### PROBLEM
Return every record below exactly as written, omitting any pictures.

### GIVEN DATA
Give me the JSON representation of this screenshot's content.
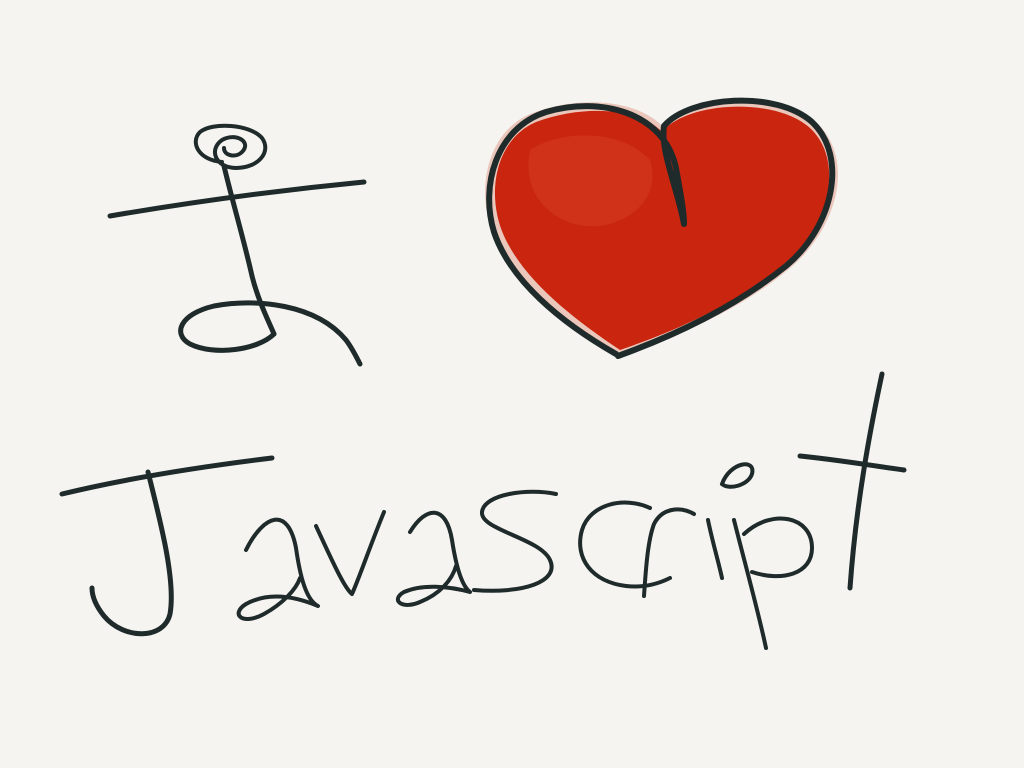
{
  "drawing": {
    "word_1": "I",
    "symbol": "heart",
    "word_2": "Javascript"
  },
  "colors": {
    "background": "#f5f4f1",
    "ink": "#1f2a2b",
    "heart_fill": "#c9250f",
    "heart_wash": "#e2a08c"
  },
  "icons": {
    "heart": "heart-icon"
  }
}
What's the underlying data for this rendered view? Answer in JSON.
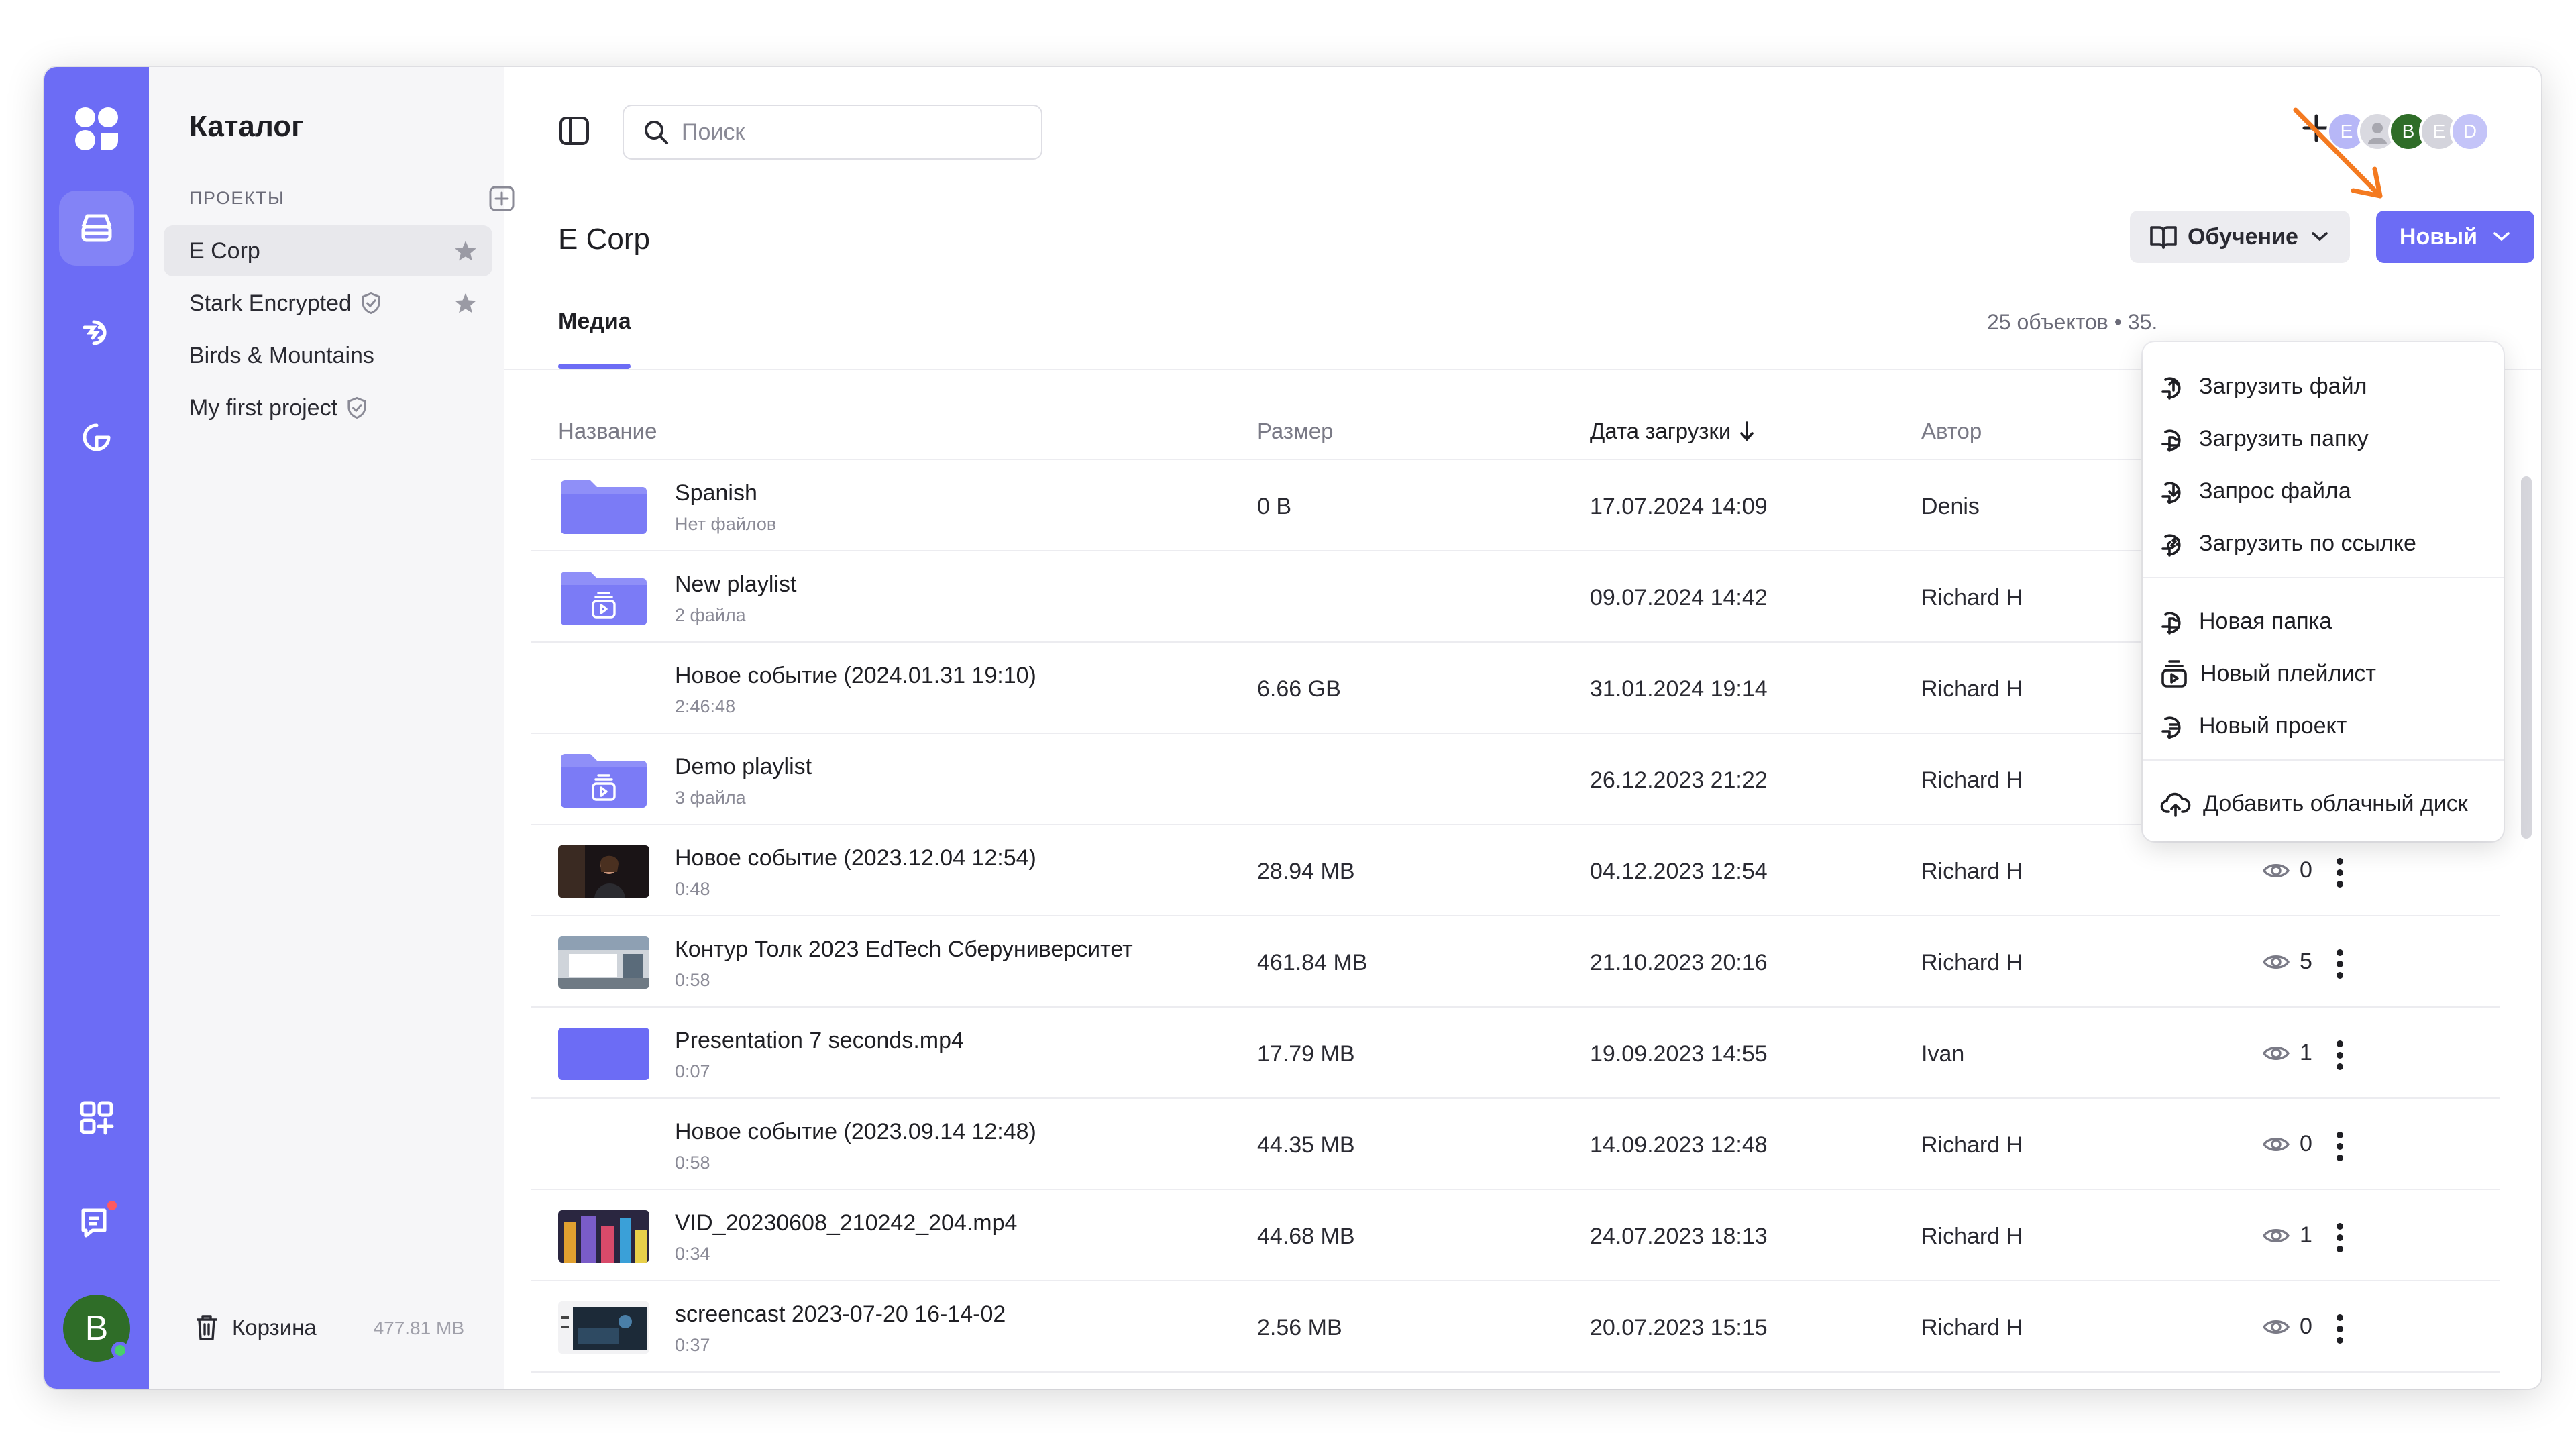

### OUTPUT FOR THIS EXERCISE
Give me the JSON representation of this screenshot's content.
{
  "drawing": {
    "word_1": "I",
    "symbol": "heart",
    "word_2": "Javascript"
  },
  "colors": {
    "background": "#f5f4f1",
    "ink": "#1f2a2b",
    "heart_fill": "#c9250f",
    "heart_wash": "#e2a08c"
  },
  "icons": {
    "heart": "heart-icon"
  }
}
What's the underlying data for this rendered view? Answer in JSON.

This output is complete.